Page and application data records:
=-=-=-=-=

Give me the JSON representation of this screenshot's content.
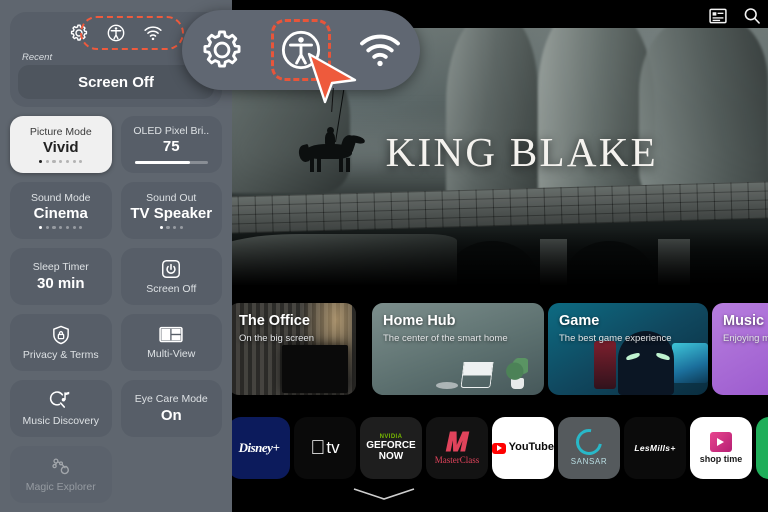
{
  "quick_settings": {
    "panel_name": "Quick Settings",
    "top_icons": [
      {
        "name": "all-settings-icon",
        "label": "All Settings"
      },
      {
        "name": "accessibility-icon",
        "label": "Accessibility"
      },
      {
        "name": "wifi-icon",
        "label": "Network"
      }
    ],
    "recent_label": "Recent",
    "recent_item": "Screen Off",
    "highlight_color": "#ef5a3d",
    "tiles": [
      {
        "label": "Picture Mode",
        "value": "Vivid",
        "selected": true,
        "dots": 7,
        "active_dot": 0
      },
      {
        "label": "OLED Pixel Bri..",
        "value": "75",
        "selected": false,
        "progress": 75
      },
      {
        "label": "Sound Mode",
        "value": "Cinema",
        "selected": false,
        "dots": 7,
        "active_dot": 0
      },
      {
        "label": "Sound Out",
        "value": "TV Speaker",
        "selected": false,
        "dots": 4,
        "active_dot": 0
      },
      {
        "label": "Sleep Timer",
        "value": "30 min",
        "selected": false
      },
      {
        "label": "Screen Off",
        "value": "",
        "icon": "power-icon",
        "selected": false
      },
      {
        "label": "Privacy & Terms",
        "value": "",
        "icon": "shield-lock-icon",
        "selected": false
      },
      {
        "label": "Multi-View",
        "value": "",
        "icon": "multiview-icon",
        "selected": false
      },
      {
        "label": "Music Discovery",
        "value": "",
        "icon": "music-search-icon",
        "selected": false
      },
      {
        "label": "Eye Care Mode",
        "value": "On",
        "selected": false
      },
      {
        "label": "Magic Explorer",
        "value": "",
        "icon": "magic-explorer-icon",
        "selected": false,
        "disabled": true
      }
    ]
  },
  "callout": {
    "name": "zoomed-quick-settings-icons",
    "icons": [
      {
        "name": "all-settings-icon",
        "label": "All Settings",
        "highlighted": false
      },
      {
        "name": "accessibility-icon",
        "label": "Accessibility",
        "highlighted": true
      },
      {
        "name": "wifi-icon",
        "label": "Network",
        "highlighted": false
      }
    ],
    "cursor": {
      "name": "mouse-cursor",
      "color": "#ee5a3c"
    }
  },
  "topbar": {
    "icons": [
      {
        "name": "guide-icon",
        "label": "Guide"
      },
      {
        "name": "search-icon",
        "label": "Search"
      }
    ]
  },
  "hero": {
    "title": "KING BLAKE",
    "name": "featured-content-banner"
  },
  "cards": [
    {
      "title": "The Office",
      "subtitle": "On the big screen",
      "theme": "office"
    },
    {
      "title": "Home Hub",
      "subtitle": "The center of the smart home",
      "theme": "hub"
    },
    {
      "title": "Game",
      "subtitle": "The best game experience",
      "theme": "game"
    },
    {
      "title": "Music",
      "subtitle": "Enjoying music",
      "theme": "music"
    }
  ],
  "apps": [
    {
      "name": "disney-plus",
      "label": "Disney+",
      "bg": "#0c1b5c",
      "fg": "#ffffff"
    },
    {
      "name": "apple-tv",
      "label": "tv",
      "bg": "#0a0a0a",
      "fg": "#ffffff"
    },
    {
      "name": "geforce-now",
      "label": "GEFORCE NOW",
      "sub": "NVIDIA",
      "bg": "#1e1e1e",
      "fg": "#ffffff"
    },
    {
      "name": "masterclass",
      "label": "MasterClass",
      "bg": "#131313",
      "fg": "#e0435b"
    },
    {
      "name": "youtube",
      "label": "YouTube",
      "bg": "#ffffff",
      "fg": "#0a0a0a"
    },
    {
      "name": "sansar",
      "label": "SANSAR",
      "bg": "#555a5d",
      "fg": "#28b8c8"
    },
    {
      "name": "lesmills-plus",
      "label": "LesMills+",
      "bg": "#0b0b0b",
      "fg": "#ffffff"
    },
    {
      "name": "shop-time",
      "label": "shop time",
      "bg": "#ffffff",
      "fg": "#d1377e"
    },
    {
      "name": "partial-app",
      "label": "",
      "bg": "#1fae5a",
      "fg": "#ffffff"
    }
  ],
  "bottom_indicator": {
    "name": "chevron-down-icon",
    "label": "More"
  }
}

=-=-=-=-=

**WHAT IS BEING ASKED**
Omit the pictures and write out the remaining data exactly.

**WORKED SOLUTION**
Give me the JSON representation of this screenshot's content.
{
  "quick_settings": {
    "panel_name": "Quick Settings",
    "top_icons": [
      {
        "name": "all-settings-icon",
        "label": "All Settings"
      },
      {
        "name": "accessibility-icon",
        "label": "Accessibility"
      },
      {
        "name": "wifi-icon",
        "label": "Network"
      }
    ],
    "recent_label": "Recent",
    "recent_item": "Screen Off",
    "highlight_color": "#ef5a3d",
    "tiles": [
      {
        "label": "Picture Mode",
        "value": "Vivid",
        "selected": true,
        "dots": 7,
        "active_dot": 0
      },
      {
        "label": "OLED Pixel Bri..",
        "value": "75",
        "selected": false,
        "progress": 75
      },
      {
        "label": "Sound Mode",
        "value": "Cinema",
        "selected": false,
        "dots": 7,
        "active_dot": 0
      },
      {
        "label": "Sound Out",
        "value": "TV Speaker",
        "selected": false,
        "dots": 4,
        "active_dot": 0
      },
      {
        "label": "Sleep Timer",
        "value": "30 min",
        "selected": false
      },
      {
        "label": "Screen Off",
        "value": "",
        "icon": "power-icon",
        "selected": false
      },
      {
        "label": "Privacy & Terms",
        "value": "",
        "icon": "shield-lock-icon",
        "selected": false
      },
      {
        "label": "Multi-View",
        "value": "",
        "icon": "multiview-icon",
        "selected": false
      },
      {
        "label": "Music Discovery",
        "value": "",
        "icon": "music-search-icon",
        "selected": false
      },
      {
        "label": "Eye Care Mode",
        "value": "On",
        "selected": false
      },
      {
        "label": "Magic Explorer",
        "value": "",
        "icon": "magic-explorer-icon",
        "selected": false,
        "disabled": true
      }
    ]
  },
  "callout": {
    "name": "zoomed-quick-settings-icons",
    "icons": [
      {
        "name": "all-settings-icon",
        "label": "All Settings",
        "highlighted": false
      },
      {
        "name": "accessibility-icon",
        "label": "Accessibility",
        "highlighted": true
      },
      {
        "name": "wifi-icon",
        "label": "Network",
        "highlighted": false
      }
    ],
    "cursor": {
      "name": "mouse-cursor",
      "color": "#ee5a3c"
    }
  },
  "topbar": {
    "icons": [
      {
        "name": "guide-icon",
        "label": "Guide"
      },
      {
        "name": "search-icon",
        "label": "Search"
      }
    ]
  },
  "hero": {
    "title": "KING BLAKE",
    "name": "featured-content-banner"
  },
  "cards": [
    {
      "title": "The Office",
      "subtitle": "On the big screen",
      "theme": "office"
    },
    {
      "title": "Home Hub",
      "subtitle": "The center of the smart home",
      "theme": "hub"
    },
    {
      "title": "Game",
      "subtitle": "The best game experience",
      "theme": "game"
    },
    {
      "title": "Music",
      "subtitle": "Enjoying music",
      "theme": "music"
    }
  ],
  "apps": [
    {
      "name": "disney-plus",
      "label": "Disney+",
      "bg": "#0c1b5c",
      "fg": "#ffffff"
    },
    {
      "name": "apple-tv",
      "label": "tv",
      "bg": "#0a0a0a",
      "fg": "#ffffff"
    },
    {
      "name": "geforce-now",
      "label": "GEFORCE NOW",
      "sub": "NVIDIA",
      "bg": "#1e1e1e",
      "fg": "#ffffff"
    },
    {
      "name": "masterclass",
      "label": "MasterClass",
      "bg": "#131313",
      "fg": "#e0435b"
    },
    {
      "name": "youtube",
      "label": "YouTube",
      "bg": "#ffffff",
      "fg": "#0a0a0a"
    },
    {
      "name": "sansar",
      "label": "SANSAR",
      "bg": "#555a5d",
      "fg": "#28b8c8"
    },
    {
      "name": "lesmills-plus",
      "label": "LesMills+",
      "bg": "#0b0b0b",
      "fg": "#ffffff"
    },
    {
      "name": "shop-time",
      "label": "shop time",
      "bg": "#ffffff",
      "fg": "#d1377e"
    },
    {
      "name": "partial-app",
      "label": "",
      "bg": "#1fae5a",
      "fg": "#ffffff"
    }
  ],
  "bottom_indicator": {
    "name": "chevron-down-icon",
    "label": "More"
  }
}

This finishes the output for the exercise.